As described at the time by Talia Gordner, Annik Forristal, partners at McMillan LLP, and associate Patrick Pinho, “The amendments narrow the application of the planning, assessment and soil characterization requirements for the reuse of excess soil from certain types of projects under Phase Two of the Regulation scheduled to come into force on Jan. 1, 2023.”
It seemed only fitting that the seventh annual Excess Soil Symposium in Toronto last month would be an opportunity to learn how industry and government have each adapted to Ontario Regulation 406/19. Of particular interest to the more than 300 attendees were the matters of industry compliance, regulation enforcement and landfill capacity.
Jeff Goldman, principal at leading soil management software firm SoilFLO, told the Daily Commercial News that mixed reactions were expressed during the one-day event. Goldman is in a position to comment on the state of excess soil regulations, as SoilFLO was just selected by Metrolinx to optimize its soil management processes and further enhance its ecological initiatives.
Goldman said clarifications concerning significant areas of the regulation are still required. In addition, he said, “combined sentiments of optimism about improvements in the sector were tempered by frustrations with slow adaptation of new methodologies and ignorance/avoidance of the new regulatory regime by a significant number of stakeholders.”
For example, there are well over 400 municipalities alone that should be part of the registry of excess soil generating and reuse sites under the regulations, he said, not to mention hundreds of ongoing commercial and residential developments. Yet by Goldman’s count, compliance registration is less than 50 per cent across the entire province.
Goldman used the term “rampant disregard” to describe the attitude of some soil industry members. While some transgressions might see follow-up on a local level by township law enforcement, at the larger scale, the province has not been effectively enforcing its own regulations.
“There have been more than ample opportunities for those who care to learn to learn,” he said. “We need to have case law. We need to have prosecutions. You get a couple of those and people will sit up and start to take notice. They’ll say, ‘You know, it’s not worth it anymore. I got to do something different.’”
Goldman believes insufficient government resources have been directed to the matter.
“I say, ‘If you’re really behind us, give us appropriate staffing and resources. You’re going to make sure that when there are egregious transgressions, you’re going to be there.’ Otherwise, people will start to feel like, ‘Are you really in this?’

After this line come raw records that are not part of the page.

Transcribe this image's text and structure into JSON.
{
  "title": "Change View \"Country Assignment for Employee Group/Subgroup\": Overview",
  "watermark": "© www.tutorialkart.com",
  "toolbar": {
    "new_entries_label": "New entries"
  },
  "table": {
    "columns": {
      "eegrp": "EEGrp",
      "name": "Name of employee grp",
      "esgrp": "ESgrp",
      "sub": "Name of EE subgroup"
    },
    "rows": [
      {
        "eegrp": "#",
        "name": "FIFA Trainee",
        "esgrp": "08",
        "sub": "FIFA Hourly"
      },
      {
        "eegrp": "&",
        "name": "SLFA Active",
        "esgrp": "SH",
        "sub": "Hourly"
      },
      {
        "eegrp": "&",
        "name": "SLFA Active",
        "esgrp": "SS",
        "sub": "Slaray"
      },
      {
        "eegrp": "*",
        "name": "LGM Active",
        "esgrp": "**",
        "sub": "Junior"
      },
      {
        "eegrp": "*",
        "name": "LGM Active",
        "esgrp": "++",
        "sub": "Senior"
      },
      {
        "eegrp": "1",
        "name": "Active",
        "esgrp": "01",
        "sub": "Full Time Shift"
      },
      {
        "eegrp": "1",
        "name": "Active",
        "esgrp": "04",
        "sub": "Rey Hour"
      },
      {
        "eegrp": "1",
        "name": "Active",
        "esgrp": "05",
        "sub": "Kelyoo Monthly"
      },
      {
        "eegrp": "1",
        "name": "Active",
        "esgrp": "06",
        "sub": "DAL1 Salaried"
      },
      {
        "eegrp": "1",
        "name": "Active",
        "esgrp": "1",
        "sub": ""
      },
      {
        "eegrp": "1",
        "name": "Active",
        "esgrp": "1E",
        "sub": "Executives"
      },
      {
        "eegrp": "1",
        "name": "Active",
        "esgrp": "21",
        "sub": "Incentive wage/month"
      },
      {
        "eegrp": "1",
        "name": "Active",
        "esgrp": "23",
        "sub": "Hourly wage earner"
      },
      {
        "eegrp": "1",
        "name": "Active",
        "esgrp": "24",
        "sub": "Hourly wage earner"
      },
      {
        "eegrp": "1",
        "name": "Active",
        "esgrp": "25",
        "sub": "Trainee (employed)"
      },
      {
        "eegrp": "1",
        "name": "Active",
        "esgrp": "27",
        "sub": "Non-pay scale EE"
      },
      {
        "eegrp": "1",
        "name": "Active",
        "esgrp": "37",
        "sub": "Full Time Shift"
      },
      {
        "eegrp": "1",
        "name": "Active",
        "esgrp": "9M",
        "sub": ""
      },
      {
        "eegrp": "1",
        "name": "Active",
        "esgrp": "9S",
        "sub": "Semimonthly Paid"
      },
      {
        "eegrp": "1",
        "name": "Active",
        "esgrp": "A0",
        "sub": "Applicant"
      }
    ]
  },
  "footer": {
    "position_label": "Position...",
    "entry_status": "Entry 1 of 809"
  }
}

“In the meantime,” he continued, “others aren’t complying. That’s to the detriment of those who say, ‘We have legitimate sites that receive soils for rehabilitation but we know some excess is going to places where it shouldn’t go.’ It frustrates our efforts to do things that are eventually going to be for the greater benefit.”

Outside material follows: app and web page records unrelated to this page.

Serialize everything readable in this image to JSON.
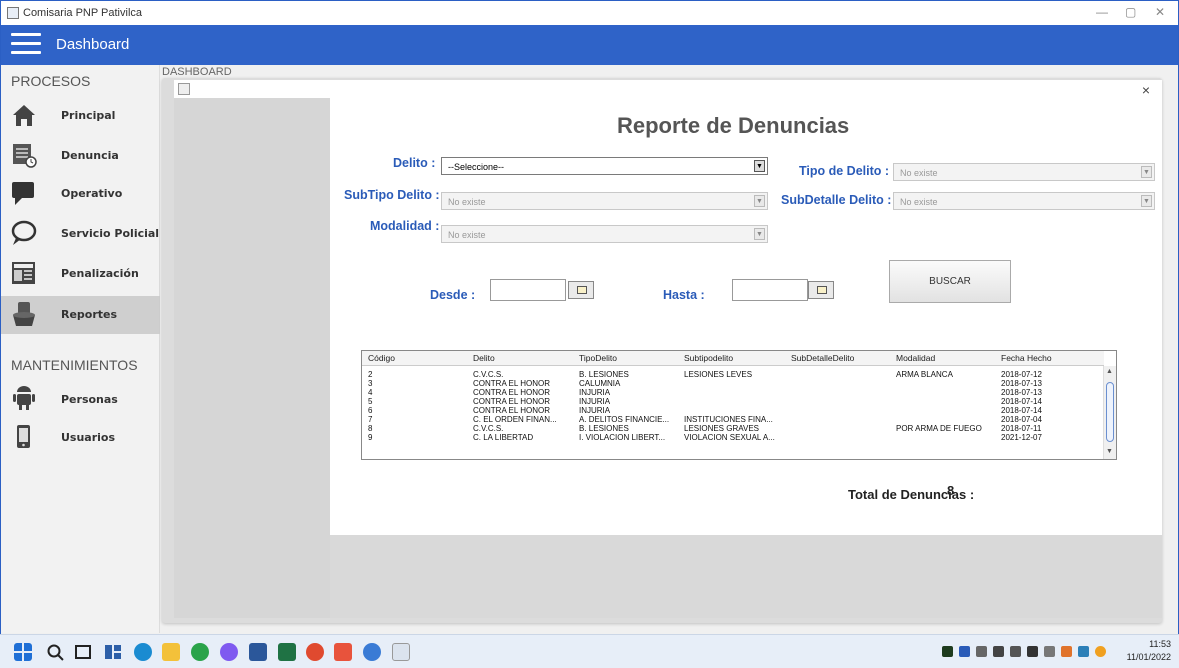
{
  "window": {
    "title": "Comisaria PNP Pativilca",
    "controls": [
      "—",
      "▢",
      "✕"
    ]
  },
  "topbar": {
    "title": "Dashboard"
  },
  "sidebar": {
    "section1": "PROCESOS",
    "items": [
      {
        "label": "Principal",
        "icon": "home-icon"
      },
      {
        "label": "Denuncia",
        "icon": "document-clock-icon"
      },
      {
        "label": "Operativo",
        "icon": "chat-icon"
      },
      {
        "label": "Servicio Policial",
        "icon": "speech-bubble-icon"
      },
      {
        "label": "Penalización",
        "icon": "newspaper-icon"
      },
      {
        "label": "Reportes",
        "icon": "inbox-icon"
      }
    ],
    "section2": "MANTENIMIENTOS",
    "items2": [
      {
        "label": "Personas",
        "icon": "android-icon"
      },
      {
        "label": "Usuarios",
        "icon": "device-icon"
      }
    ]
  },
  "main": {
    "dash_label": "DASHBOARD",
    "internal_close": "×",
    "report_title": "Reporte de Denuncias",
    "labels": {
      "delito": "Delito :",
      "tipo_delito": "Tipo de Delito :",
      "subtipo_delito": "SubTipo Delito :",
      "subdetalle_delito": "SubDetalle Delito :",
      "modalidad": "Modalidad :",
      "desde": "Desde :",
      "hasta": "Hasta :"
    },
    "combos": {
      "delito": "--Seleccione--",
      "tipo_delito": "No existe",
      "subtipo_delito": "No existe",
      "subdetalle_delito": "No existe",
      "modalidad": "No existe"
    },
    "buscar": "BUSCAR",
    "table": {
      "columns": [
        "Código",
        "Delito",
        "TipoDelito",
        "Subtipodelito",
        "SubDetalleDelito",
        "Modalidad",
        "Fecha Hecho"
      ],
      "rows": [
        [
          "2",
          "C.V.C.S.",
          "B. LESIONES",
          "LESIONES LEVES",
          "",
          "ARMA BLANCA",
          "2018-07-12"
        ],
        [
          "3",
          "CONTRA EL HONOR",
          "CALUMNIA",
          "",
          "",
          "",
          "2018-07-13"
        ],
        [
          "4",
          "CONTRA EL HONOR",
          "INJURIA",
          "",
          "",
          "",
          "2018-07-13"
        ],
        [
          "5",
          "CONTRA EL HONOR",
          "INJURIA",
          "",
          "",
          "",
          "2018-07-14"
        ],
        [
          "6",
          "CONTRA EL HONOR",
          "INJURIA",
          "",
          "",
          "",
          "2018-07-14"
        ],
        [
          "7",
          "C. EL ORDEN FINAN...",
          "A. DELITOS FINANCIE...",
          "INSTITUCIONES FINA...",
          "",
          "",
          "2018-07-04"
        ],
        [
          "8",
          "C.V.C.S.",
          "B. LESIONES",
          "LESIONES GRAVES",
          "",
          "POR ARMA DE FUEGO",
          "2018-07-11"
        ],
        [
          "9",
          "C. LA LIBERTAD",
          "I. VIOLACION LIBERT...",
          "VIOLACION SEXUAL A...",
          "",
          "",
          "2021-12-07"
        ]
      ]
    },
    "total_label": "Total de Denuncias :",
    "total_value": "8"
  },
  "taskbar": {
    "time": "11:53",
    "date": "11/01/2022"
  }
}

Goldman points out that ultimately, failure of the province to act and enforce their own regulations will only push up costs at legitimate sites and slow construction.
The City of Orillia is an example. City council was forced to approve additional funding for a local road reconstruction project in order to meet the new excess soil regulations, like additional soil condition studies and assessment of past uses amongst other matters. It’s adding 15 per cent, or $50,000, to the overall cost.

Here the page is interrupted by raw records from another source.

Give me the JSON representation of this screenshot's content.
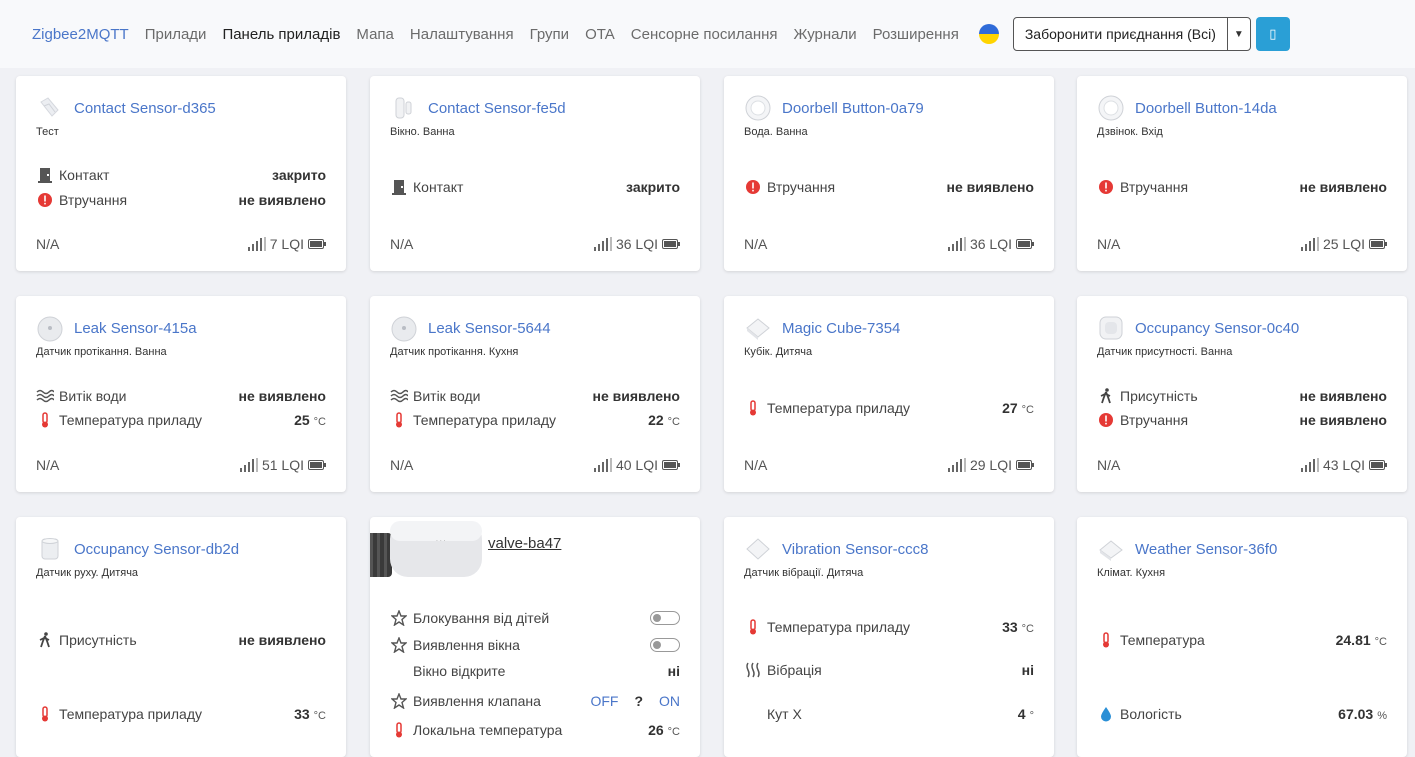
{
  "nav": {
    "brand": "Zigbee2MQTT",
    "links": [
      "Прилади",
      "Панель приладів",
      "Мапа",
      "Налаштування",
      "Групи",
      "OTA",
      "Сенсорне посилання",
      "Журнали",
      "Розширення"
    ],
    "active_index": 1,
    "permit_join": "Заборонити приєднання (Всі)",
    "theme_button": "▯"
  },
  "colors": {
    "accent": "#4a76c9",
    "button": "#2a9fd6",
    "error": "#e53935"
  },
  "cards": [
    {
      "name": "Contact Sensor-d365",
      "subtitle": "Тест",
      "icon": "contact-sensor-icon",
      "props": [
        {
          "label": "Контакт",
          "value": "закрито",
          "icon": "door-icon"
        },
        {
          "label": "Втручання",
          "value": "не виявлено",
          "icon": "alert-circle-icon"
        }
      ],
      "footer": {
        "status": "N/A",
        "lqi": "7 LQI"
      }
    },
    {
      "name": "Contact Sensor-fe5d",
      "subtitle": "Вікно. Ванна",
      "icon": "contact-sensor-icon",
      "props": [
        {
          "label": "Контакт",
          "value": "закрито",
          "icon": "door-icon"
        }
      ],
      "footer": {
        "status": "N/A",
        "lqi": "36 LQI"
      }
    },
    {
      "name": "Doorbell Button-0a79",
      "subtitle": "Вода. Ванна",
      "icon": "round-button-icon",
      "props": [
        {
          "label": "Втручання",
          "value": "не виявлено",
          "icon": "alert-circle-icon"
        }
      ],
      "footer": {
        "status": "N/A",
        "lqi": "36 LQI"
      }
    },
    {
      "name": "Doorbell Button-14da",
      "subtitle": "Дзвінок. Вхід",
      "icon": "round-button-icon",
      "props": [
        {
          "label": "Втручання",
          "value": "не виявлено",
          "icon": "alert-circle-icon"
        }
      ],
      "footer": {
        "status": "N/A",
        "lqi": "25 LQI"
      }
    },
    {
      "name": "Leak Sensor-415a",
      "subtitle": "Датчик протікання. Ванна",
      "icon": "leak-sensor-icon",
      "props": [
        {
          "label": "Витік води",
          "value": "не виявлено",
          "icon": "water-waves-icon"
        },
        {
          "label": "Температура приладу",
          "value": "25",
          "unit": "°C",
          "icon": "thermometer-icon"
        }
      ],
      "footer": {
        "status": "N/A",
        "lqi": "51 LQI"
      }
    },
    {
      "name": "Leak Sensor-5644",
      "subtitle": "Датчик протікання. Кухня",
      "icon": "leak-sensor-icon",
      "props": [
        {
          "label": "Витік води",
          "value": "не виявлено",
          "icon": "water-waves-icon"
        },
        {
          "label": "Температура приладу",
          "value": "22",
          "unit": "°C",
          "icon": "thermometer-icon"
        }
      ],
      "footer": {
        "status": "N/A",
        "lqi": "40 LQI"
      }
    },
    {
      "name": "Magic Cube-7354",
      "subtitle": "Кубік. Дитяча",
      "icon": "cube-icon",
      "props": [
        {
          "label": "Температура приладу",
          "value": "27",
          "unit": "°C",
          "icon": "thermometer-icon"
        }
      ],
      "footer": {
        "status": "N/A",
        "lqi": "29 LQI"
      }
    },
    {
      "name": "Occupancy Sensor-0c40",
      "subtitle": "Датчик присутності. Ванна",
      "icon": "occupancy-sensor-icon",
      "props": [
        {
          "label": "Присутність",
          "value": "не виявлено",
          "icon": "walking-person-icon"
        },
        {
          "label": "Втручання",
          "value": "не виявлено",
          "icon": "alert-circle-icon"
        }
      ],
      "footer": {
        "status": "N/A",
        "lqi": "43 LQI"
      }
    },
    {
      "name": "Occupancy Sensor-db2d",
      "subtitle": "Датчик руху. Дитяча",
      "icon": "cylinder-sensor-icon",
      "props": [
        {
          "label": "Присутність",
          "value": "не виявлено",
          "icon": "walking-person-icon"
        },
        {
          "label": "Температура приладу",
          "value": "33",
          "unit": "°C",
          "icon": "thermometer-icon"
        }
      ]
    },
    {
      "name": "valve-ba47",
      "subtitle": "",
      "icon": "thermostat-valve-icon",
      "props": [
        {
          "label": "Блокування від дітей",
          "icon": "star-icon",
          "control": "toggle"
        },
        {
          "label": "Виявлення вікна",
          "icon": "star-icon",
          "control": "toggle"
        },
        {
          "label": "Вікно відкрите",
          "value": "ні",
          "icon": ""
        },
        {
          "label": "Виявлення клапана",
          "icon": "star-icon",
          "options": [
            "OFF",
            "?",
            "ON"
          ]
        },
        {
          "label": "Локальна температура",
          "value": "26",
          "unit": "°C",
          "icon": "thermometer-icon"
        }
      ]
    },
    {
      "name": "Vibration Sensor-ccc8",
      "subtitle": "Датчик вібрації. Дитяча",
      "icon": "vibration-sensor-icon",
      "props": [
        {
          "label": "Температура приладу",
          "value": "33",
          "unit": "°C",
          "icon": "thermometer-icon"
        },
        {
          "label": "Вібрація",
          "value": "ні",
          "icon": "vibration-icon"
        },
        {
          "label": "Кут X",
          "value": "4",
          "unit": "°",
          "icon": ""
        }
      ]
    },
    {
      "name": "Weather Sensor-36f0",
      "subtitle": "Клімат. Кухня",
      "icon": "weather-sensor-icon",
      "props": [
        {
          "label": "Температура",
          "value": "24.81",
          "unit": "°C",
          "icon": "thermometer-icon"
        },
        {
          "label": "Вологість",
          "value": "67.03",
          "unit": "%",
          "icon": "water-drop-icon"
        }
      ]
    }
  ]
}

Shortly after the symposium, provincial Environment Minister David Piccini, a keynote speaker at the event, was transferred to the labour portfolio in the Doug Ford cabinet. Goldman is not particularly concerned, given that new Environment Minister Andrea Khanjin is familiar with the excess soil file. In fact, there may even be what Goldman called “an opportunity” to revisit the matter from a government viewpoint with her fresh eyes.
John Bleasby is a Coldwater, Ont.-based freelance writer. Send comments and Climate and Construction column ideas to email@example.com.